Applied Statistics | Torts


Most revolutions are noisy, tumultuous affairs. This is as true of significant shifts in legal doctrine as it is of shifts of political power through force of arms. The pro-plaintiff revolution in products liability in the early 1960s will forever be associated with heroic, martial images, epitomized in Prosser's description of the assault upon, and fall of, the fortressed citadel of privity. In contrast to these noisy, exuberant events, the revolution to which we refer has gone all but unnoticed. In fact, some followers of the products liability wars will find our hypothesis so contrary to currently shared wisdom as to warrant its summary rejection. This quiet revolution is a significant turn in the direction of judicial decision making away from extending the boundaries of products liability and toward placing significant limitations on plaintiffs' rights to recover in tort for product-related injuries.

Our objective in this Article is to show that changes in judicial decision making are occurring and that current trends favor defendants. The endeavor is important for two reasons. First, this study shows that since the early to mid-1980s policymakers and industry leaders have been operating from questionable, if not false, premises. Industry leaders have characterized products liability lawyers and clients as a "plague of locusts," who "have brought a blood bath for U.S. business and are distorting our traditional values." The overall impression is one of an area of judge-made law on the rise, threatening to engulf the legal system, harming industry, and requiring legislative reaction to reign in judges. This Article shows, however, that even before many of the reforms were in effect, products liability had turned an important corner. The judges whom state legislatures sought to reign in had already begun a trend of doctrinal change favoring defendants.

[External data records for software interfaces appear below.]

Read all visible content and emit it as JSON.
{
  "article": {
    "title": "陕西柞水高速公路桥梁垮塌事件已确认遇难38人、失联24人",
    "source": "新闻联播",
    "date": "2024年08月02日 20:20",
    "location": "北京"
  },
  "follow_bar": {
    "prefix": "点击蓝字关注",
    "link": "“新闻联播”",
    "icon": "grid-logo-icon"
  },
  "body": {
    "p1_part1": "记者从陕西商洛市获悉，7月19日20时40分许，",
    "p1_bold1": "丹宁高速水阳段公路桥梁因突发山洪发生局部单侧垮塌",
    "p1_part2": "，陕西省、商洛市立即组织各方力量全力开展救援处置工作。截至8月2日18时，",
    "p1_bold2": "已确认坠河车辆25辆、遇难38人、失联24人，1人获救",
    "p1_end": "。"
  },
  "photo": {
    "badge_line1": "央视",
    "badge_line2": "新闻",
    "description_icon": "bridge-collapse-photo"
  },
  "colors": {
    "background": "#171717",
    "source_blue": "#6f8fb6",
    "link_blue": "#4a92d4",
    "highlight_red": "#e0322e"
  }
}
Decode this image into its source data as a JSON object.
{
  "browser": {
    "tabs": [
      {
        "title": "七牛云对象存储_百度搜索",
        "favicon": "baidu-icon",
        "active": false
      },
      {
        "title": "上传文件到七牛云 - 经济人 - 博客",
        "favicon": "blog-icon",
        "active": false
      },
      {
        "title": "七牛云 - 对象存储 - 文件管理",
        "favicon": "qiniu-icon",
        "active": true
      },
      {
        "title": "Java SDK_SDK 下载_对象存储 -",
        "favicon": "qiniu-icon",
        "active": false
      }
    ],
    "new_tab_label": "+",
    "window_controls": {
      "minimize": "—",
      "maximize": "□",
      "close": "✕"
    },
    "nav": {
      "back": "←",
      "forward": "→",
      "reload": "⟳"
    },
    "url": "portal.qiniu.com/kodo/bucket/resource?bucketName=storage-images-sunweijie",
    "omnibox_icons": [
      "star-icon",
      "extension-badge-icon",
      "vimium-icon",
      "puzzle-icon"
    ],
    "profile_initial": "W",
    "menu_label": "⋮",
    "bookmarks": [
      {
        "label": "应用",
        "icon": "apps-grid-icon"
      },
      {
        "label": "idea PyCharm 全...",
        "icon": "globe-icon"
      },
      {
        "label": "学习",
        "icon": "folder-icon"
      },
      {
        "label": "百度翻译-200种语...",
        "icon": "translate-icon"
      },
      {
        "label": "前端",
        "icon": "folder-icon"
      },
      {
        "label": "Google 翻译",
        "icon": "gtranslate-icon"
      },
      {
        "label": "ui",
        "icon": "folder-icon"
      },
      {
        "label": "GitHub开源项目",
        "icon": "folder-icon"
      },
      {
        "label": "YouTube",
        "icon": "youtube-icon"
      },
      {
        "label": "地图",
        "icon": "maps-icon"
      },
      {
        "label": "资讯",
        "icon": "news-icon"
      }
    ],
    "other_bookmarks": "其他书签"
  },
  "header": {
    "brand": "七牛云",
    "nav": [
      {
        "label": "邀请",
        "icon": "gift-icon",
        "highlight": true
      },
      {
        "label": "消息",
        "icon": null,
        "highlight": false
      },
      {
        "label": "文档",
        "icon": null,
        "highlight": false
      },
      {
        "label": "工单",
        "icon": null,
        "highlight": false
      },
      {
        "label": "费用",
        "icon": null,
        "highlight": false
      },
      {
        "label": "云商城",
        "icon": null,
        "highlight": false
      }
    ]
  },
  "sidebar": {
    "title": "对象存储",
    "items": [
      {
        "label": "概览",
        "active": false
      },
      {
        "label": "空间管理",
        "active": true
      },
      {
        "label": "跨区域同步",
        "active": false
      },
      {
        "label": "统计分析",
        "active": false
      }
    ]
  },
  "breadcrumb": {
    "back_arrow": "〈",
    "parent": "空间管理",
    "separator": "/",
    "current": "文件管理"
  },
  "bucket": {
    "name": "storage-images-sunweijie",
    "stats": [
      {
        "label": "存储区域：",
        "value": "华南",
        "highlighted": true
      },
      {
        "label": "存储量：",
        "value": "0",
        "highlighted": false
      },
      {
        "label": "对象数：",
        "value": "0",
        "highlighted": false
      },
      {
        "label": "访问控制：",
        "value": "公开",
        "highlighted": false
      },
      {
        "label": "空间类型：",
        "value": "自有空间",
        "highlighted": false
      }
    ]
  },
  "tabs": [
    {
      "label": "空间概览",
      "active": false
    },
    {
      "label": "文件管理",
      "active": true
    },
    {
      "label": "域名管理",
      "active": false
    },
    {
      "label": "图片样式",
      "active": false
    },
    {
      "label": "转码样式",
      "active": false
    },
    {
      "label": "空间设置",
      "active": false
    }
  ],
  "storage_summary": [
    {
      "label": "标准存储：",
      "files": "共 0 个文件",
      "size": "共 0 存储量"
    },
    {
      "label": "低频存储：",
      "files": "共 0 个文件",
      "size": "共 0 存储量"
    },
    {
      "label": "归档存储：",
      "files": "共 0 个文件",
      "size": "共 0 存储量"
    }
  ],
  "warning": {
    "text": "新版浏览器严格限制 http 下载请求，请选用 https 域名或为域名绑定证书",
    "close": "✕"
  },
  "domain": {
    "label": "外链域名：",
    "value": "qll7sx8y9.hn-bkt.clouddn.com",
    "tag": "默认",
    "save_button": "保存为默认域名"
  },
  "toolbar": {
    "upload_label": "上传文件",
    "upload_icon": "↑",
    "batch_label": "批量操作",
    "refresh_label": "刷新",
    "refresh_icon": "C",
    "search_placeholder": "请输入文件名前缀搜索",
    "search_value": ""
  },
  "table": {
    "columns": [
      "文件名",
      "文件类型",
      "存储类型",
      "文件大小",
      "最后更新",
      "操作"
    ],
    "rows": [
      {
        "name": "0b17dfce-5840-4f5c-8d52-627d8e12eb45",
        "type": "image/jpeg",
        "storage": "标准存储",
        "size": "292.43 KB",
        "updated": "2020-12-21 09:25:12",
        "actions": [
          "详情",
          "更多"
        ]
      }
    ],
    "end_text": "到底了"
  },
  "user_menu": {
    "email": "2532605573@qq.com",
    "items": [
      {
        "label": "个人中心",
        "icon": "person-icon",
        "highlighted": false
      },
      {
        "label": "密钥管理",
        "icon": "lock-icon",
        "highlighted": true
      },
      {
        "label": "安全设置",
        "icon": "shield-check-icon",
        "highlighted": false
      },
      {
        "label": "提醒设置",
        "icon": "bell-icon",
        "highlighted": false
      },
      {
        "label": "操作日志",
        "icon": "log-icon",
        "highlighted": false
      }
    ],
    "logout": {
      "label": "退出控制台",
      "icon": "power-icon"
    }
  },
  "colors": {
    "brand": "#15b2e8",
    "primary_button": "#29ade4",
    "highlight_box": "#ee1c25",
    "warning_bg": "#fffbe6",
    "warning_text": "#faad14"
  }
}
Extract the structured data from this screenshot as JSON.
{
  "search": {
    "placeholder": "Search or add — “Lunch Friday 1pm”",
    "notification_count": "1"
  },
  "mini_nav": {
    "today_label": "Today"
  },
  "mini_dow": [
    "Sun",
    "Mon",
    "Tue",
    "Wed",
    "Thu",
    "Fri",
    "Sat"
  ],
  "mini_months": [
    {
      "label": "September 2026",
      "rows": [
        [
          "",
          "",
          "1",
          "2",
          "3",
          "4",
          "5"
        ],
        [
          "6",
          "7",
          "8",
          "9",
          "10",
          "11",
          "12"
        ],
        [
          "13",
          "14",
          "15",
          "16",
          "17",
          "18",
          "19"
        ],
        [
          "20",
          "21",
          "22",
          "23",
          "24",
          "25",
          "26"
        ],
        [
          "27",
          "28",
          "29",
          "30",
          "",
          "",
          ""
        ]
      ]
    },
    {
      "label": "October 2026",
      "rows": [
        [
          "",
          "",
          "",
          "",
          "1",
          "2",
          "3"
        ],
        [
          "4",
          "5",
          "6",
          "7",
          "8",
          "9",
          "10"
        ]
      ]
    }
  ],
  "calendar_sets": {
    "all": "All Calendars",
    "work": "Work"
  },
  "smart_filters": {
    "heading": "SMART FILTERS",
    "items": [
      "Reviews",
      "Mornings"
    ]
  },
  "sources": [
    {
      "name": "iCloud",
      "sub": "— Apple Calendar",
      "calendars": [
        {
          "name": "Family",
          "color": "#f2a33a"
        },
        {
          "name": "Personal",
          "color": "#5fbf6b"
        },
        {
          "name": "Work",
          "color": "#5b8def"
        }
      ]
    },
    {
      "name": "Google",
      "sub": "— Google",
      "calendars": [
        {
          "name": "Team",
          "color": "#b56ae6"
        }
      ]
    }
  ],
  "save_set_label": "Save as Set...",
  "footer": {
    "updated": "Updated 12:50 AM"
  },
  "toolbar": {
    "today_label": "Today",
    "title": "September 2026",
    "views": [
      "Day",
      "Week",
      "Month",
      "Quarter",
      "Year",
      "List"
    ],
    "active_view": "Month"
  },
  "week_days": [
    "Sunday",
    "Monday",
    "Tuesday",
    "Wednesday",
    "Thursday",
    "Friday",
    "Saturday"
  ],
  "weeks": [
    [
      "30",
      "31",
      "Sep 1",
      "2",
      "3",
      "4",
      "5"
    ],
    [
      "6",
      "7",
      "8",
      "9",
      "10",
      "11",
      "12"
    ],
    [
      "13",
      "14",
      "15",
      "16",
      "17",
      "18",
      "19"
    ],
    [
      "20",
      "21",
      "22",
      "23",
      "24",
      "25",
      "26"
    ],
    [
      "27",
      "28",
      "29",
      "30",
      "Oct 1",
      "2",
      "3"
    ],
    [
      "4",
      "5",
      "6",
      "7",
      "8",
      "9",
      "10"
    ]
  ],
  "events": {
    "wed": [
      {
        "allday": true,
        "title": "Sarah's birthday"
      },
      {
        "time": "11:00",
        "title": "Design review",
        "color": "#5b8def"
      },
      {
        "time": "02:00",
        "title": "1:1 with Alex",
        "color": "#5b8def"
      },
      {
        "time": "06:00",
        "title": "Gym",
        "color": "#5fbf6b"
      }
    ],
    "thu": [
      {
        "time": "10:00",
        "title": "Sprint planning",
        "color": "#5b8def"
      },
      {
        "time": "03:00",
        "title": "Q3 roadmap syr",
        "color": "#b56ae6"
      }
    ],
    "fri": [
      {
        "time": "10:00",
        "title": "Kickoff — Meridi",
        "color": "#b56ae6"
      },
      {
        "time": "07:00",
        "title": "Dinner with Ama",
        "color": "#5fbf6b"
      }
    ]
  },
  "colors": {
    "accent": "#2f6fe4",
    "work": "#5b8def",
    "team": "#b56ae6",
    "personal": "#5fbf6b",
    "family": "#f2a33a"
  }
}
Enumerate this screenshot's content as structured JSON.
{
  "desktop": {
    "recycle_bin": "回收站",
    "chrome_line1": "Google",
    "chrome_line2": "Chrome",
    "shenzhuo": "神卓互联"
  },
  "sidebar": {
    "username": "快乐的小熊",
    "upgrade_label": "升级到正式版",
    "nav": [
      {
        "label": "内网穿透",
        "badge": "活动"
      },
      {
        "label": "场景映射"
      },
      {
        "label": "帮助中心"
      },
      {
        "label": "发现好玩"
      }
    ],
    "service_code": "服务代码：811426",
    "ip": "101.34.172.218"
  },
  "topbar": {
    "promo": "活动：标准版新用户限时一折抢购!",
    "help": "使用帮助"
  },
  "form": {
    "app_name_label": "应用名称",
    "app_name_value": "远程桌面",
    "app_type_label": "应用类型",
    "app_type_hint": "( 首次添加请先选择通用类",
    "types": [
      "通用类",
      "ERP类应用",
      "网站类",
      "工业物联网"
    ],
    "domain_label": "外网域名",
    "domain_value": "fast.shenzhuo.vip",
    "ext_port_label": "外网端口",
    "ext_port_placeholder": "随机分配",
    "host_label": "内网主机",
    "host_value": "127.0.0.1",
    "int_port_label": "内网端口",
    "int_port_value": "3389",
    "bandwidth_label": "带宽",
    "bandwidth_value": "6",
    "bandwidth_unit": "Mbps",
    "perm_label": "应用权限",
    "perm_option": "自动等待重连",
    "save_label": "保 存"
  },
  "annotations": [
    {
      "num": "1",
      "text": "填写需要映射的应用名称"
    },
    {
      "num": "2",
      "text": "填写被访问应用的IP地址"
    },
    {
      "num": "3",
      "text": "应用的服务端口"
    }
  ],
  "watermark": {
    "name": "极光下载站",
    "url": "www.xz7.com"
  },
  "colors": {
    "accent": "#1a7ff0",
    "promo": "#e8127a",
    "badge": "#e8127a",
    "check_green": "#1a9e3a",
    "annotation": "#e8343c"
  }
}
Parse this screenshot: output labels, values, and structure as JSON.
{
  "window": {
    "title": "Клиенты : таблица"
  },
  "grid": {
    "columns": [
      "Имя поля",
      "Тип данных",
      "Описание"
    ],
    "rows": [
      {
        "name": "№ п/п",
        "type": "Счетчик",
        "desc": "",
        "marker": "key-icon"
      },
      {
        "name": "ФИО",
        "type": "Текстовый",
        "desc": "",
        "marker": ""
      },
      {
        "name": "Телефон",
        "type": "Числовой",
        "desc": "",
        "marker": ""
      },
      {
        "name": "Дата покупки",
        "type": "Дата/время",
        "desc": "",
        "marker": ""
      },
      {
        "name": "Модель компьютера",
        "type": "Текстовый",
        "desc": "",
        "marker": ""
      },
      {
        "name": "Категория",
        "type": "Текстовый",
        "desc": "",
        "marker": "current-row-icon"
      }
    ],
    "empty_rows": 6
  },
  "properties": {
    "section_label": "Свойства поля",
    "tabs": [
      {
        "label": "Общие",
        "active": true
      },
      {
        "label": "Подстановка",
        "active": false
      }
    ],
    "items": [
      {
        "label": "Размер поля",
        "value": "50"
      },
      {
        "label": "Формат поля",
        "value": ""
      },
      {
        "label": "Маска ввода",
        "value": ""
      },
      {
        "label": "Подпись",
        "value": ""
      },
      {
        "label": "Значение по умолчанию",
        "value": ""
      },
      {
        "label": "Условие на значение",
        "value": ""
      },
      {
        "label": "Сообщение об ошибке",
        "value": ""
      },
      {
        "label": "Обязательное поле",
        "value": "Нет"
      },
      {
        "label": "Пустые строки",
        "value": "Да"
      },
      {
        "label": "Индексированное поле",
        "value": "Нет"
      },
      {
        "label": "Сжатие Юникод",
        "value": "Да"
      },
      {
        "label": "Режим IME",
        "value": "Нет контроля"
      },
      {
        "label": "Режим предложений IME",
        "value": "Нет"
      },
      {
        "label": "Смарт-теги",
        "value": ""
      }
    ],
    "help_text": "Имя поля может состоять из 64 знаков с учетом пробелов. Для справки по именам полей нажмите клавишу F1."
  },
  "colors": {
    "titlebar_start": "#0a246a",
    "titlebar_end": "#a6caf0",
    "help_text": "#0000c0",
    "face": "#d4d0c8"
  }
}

The second major reason for considering the quiet revolution is more purely academic. The study and testing of the theory of legal change is maturing. In an article suggesting the shallowness of many assertions of legal change, George Priest raises important methodological questions about whether and how legal change can be detected. This Article is a rare effort to combine comprehensive, national empirical studies of both appellate and trial court activity to support the assertion of changing legal doctrine. It thus represents one possible, though largely untried, approach to the study of legal change.

Publication Citation

Published in: UCLA Law Review, vol. 37, no. 3 (February 1990).